I raise my hand and plead guilty to writing about places I haven’t been, but I have to presume the makers of this film could have gone to the Big Island if they wanted to. So I have to assume they found a more budget friendly location, which is fine, I understand that.

But why is every post-apocalyptic survivor on the “Big Isle” seemingly pureblood Caucasian? I don’t think it’s a big secret that here in Hawaii there are a lot of people of Hawaiian ancestry, along with many other racial groups. I also don’t think it’s a secret that here in Hawaii we tend to marry across racial lines very, very frequently (I volunteer myself as an example). For at least twenty years the standard couple in banking commercials has been Asian/Caucasian. These days it seems more unusual to see people of the same race marrying, than to see mixed marriages. So…what happened during the apocalypse to erase our mixed race society? The science-fictional mindset kicks in and I find myself wondering if a racially targeted, engineered virus wiped out all but the Caucasian purebloods…but that has nothing to do with the story. So again, I’m distracted from the actual story by the (to me) inexplicable world-building choices–which goes to show the importance of world-building.

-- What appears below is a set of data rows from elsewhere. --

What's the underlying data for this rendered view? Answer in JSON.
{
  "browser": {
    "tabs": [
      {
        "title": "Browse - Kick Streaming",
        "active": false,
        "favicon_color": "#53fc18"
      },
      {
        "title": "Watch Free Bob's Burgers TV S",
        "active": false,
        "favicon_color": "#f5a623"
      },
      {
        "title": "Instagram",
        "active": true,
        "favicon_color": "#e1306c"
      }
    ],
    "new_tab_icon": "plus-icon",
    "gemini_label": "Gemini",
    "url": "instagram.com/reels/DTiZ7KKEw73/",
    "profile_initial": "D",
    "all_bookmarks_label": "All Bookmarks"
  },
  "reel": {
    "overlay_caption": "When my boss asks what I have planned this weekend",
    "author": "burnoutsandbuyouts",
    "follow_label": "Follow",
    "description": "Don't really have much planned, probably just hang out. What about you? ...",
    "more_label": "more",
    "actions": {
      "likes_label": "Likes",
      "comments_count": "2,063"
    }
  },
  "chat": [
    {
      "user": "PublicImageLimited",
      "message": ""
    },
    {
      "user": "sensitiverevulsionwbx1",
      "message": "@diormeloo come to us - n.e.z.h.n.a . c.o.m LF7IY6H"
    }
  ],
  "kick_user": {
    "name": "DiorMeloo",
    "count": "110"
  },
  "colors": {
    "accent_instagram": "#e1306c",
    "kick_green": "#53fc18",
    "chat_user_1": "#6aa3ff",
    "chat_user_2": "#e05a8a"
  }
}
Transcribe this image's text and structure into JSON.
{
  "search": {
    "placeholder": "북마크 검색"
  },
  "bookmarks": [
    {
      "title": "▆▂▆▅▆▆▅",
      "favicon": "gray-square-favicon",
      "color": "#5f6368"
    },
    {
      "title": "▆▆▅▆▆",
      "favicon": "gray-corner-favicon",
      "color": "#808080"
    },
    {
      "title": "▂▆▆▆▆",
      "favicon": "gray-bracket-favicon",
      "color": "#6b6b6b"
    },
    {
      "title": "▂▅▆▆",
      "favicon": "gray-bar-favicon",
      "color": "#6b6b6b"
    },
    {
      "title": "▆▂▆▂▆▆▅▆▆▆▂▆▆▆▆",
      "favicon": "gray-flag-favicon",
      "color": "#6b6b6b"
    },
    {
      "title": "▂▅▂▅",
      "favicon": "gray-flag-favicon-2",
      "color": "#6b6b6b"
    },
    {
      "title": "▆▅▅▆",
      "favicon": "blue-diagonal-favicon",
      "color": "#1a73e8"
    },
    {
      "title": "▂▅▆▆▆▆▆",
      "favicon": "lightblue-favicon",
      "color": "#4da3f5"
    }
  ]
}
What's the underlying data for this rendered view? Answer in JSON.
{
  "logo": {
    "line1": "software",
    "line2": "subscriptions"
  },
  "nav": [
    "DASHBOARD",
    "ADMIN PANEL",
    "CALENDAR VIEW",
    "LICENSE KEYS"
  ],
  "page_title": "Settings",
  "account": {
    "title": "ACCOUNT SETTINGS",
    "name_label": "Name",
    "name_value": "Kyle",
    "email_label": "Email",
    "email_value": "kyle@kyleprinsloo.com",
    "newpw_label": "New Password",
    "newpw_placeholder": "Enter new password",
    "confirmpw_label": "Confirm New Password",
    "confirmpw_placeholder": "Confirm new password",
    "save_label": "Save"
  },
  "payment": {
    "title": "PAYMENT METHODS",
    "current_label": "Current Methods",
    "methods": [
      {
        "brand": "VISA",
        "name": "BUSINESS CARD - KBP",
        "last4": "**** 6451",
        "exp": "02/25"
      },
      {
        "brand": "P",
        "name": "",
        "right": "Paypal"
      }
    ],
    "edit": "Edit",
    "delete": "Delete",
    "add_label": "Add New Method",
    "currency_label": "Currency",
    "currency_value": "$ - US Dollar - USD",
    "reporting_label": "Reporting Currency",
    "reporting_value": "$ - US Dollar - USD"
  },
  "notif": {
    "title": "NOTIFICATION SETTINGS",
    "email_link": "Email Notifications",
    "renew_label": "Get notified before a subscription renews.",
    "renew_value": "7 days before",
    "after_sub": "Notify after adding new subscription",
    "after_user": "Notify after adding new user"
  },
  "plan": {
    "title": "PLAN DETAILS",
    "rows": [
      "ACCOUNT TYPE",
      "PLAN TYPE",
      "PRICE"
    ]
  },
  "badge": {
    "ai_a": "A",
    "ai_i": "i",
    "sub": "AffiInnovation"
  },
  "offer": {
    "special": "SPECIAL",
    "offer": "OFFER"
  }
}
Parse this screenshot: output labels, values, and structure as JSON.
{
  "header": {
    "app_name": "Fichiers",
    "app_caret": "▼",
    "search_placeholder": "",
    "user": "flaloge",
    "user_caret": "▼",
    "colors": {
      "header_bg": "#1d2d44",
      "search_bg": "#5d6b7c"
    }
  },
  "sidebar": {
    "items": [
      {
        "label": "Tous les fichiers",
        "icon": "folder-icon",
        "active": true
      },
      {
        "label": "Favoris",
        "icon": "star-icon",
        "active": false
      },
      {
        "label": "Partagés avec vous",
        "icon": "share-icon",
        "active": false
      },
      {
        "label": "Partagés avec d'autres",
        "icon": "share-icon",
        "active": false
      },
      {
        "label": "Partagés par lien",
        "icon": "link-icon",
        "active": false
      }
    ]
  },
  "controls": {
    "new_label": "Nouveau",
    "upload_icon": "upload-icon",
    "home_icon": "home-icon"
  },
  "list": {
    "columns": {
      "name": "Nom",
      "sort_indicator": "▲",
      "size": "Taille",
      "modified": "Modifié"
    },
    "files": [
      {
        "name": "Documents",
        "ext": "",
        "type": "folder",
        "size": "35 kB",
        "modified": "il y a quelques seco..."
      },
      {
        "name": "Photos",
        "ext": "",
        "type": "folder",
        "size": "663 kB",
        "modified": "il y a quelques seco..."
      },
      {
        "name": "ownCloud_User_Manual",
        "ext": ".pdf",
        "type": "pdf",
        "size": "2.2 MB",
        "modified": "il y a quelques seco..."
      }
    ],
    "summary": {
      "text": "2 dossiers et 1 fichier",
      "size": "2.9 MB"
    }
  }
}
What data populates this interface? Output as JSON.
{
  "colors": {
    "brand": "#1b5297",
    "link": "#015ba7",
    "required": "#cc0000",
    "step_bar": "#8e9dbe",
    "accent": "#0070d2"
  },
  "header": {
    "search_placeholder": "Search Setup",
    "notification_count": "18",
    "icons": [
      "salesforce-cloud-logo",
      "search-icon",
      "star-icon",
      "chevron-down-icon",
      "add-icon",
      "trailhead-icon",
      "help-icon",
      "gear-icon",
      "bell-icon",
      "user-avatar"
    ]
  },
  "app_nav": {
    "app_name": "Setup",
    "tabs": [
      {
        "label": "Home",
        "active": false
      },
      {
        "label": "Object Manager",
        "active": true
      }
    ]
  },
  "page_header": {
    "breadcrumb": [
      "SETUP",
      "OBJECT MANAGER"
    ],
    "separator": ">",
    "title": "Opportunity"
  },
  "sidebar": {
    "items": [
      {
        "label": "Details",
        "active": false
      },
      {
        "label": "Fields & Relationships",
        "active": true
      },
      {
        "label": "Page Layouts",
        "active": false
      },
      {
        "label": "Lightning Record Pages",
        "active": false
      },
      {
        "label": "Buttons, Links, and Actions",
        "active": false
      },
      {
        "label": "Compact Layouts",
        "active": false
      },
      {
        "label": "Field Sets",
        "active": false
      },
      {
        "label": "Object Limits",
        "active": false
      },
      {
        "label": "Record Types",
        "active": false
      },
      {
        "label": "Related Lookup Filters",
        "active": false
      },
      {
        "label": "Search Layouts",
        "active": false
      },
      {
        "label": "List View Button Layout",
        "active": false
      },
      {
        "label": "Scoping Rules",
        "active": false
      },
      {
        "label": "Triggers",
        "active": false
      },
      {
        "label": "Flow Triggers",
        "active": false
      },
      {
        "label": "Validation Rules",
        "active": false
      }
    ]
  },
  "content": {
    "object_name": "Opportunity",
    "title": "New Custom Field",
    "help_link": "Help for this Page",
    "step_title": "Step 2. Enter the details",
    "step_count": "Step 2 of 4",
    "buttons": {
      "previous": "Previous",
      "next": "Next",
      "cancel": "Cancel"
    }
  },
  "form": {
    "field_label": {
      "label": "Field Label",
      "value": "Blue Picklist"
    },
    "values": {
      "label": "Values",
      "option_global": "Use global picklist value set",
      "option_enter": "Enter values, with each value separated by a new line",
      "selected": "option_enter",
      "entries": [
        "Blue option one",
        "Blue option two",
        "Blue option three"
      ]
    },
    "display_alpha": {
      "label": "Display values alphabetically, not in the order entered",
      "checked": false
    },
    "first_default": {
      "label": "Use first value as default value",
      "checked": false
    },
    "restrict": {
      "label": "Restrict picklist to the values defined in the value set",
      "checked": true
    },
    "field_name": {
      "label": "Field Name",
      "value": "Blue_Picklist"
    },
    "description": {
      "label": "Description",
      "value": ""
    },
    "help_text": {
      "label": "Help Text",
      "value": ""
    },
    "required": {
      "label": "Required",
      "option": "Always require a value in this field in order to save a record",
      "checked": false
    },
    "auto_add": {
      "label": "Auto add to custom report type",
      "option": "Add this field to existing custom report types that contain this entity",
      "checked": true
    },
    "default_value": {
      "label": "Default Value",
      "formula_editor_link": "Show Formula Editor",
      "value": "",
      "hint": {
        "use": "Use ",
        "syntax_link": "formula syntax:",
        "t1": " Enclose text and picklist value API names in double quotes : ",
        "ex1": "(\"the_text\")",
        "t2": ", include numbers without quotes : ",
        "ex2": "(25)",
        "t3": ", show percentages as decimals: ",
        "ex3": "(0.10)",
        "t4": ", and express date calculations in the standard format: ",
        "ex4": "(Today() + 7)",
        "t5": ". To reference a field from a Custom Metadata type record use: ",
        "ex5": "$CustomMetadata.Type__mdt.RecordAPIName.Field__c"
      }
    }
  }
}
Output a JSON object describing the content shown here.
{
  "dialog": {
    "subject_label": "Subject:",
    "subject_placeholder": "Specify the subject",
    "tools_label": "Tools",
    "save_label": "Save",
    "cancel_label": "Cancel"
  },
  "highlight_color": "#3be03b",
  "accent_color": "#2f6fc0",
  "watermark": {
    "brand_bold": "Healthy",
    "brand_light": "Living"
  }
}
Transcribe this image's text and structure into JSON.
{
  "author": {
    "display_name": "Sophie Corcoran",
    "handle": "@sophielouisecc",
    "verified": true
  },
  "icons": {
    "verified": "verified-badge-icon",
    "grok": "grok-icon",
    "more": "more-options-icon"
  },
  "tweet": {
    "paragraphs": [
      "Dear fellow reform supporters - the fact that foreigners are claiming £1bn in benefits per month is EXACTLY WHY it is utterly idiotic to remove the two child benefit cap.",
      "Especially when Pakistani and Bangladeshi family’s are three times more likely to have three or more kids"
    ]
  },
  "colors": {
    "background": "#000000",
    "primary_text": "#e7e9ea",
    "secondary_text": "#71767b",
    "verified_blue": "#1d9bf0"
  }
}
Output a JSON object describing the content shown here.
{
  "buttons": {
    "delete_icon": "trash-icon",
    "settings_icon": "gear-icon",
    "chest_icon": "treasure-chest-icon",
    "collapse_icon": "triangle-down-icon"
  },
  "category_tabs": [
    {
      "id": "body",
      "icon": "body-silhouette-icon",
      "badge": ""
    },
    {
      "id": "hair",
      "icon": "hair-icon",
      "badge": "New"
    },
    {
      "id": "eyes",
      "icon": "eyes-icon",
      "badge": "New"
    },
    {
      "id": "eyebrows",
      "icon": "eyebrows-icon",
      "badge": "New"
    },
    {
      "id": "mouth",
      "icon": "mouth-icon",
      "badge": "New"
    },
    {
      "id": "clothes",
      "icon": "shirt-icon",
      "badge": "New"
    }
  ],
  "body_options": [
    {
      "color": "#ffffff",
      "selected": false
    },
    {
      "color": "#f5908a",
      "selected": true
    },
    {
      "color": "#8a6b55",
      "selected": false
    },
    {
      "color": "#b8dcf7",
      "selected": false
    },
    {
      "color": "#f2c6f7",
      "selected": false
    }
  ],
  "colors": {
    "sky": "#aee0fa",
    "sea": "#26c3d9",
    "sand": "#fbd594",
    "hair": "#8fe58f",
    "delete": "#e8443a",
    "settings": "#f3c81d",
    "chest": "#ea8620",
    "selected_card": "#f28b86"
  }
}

I will try to stop pondering now. I have my own stories to write, my own world-building choices to make. I’m sure I won’t always get it right, but I’ll keep trying.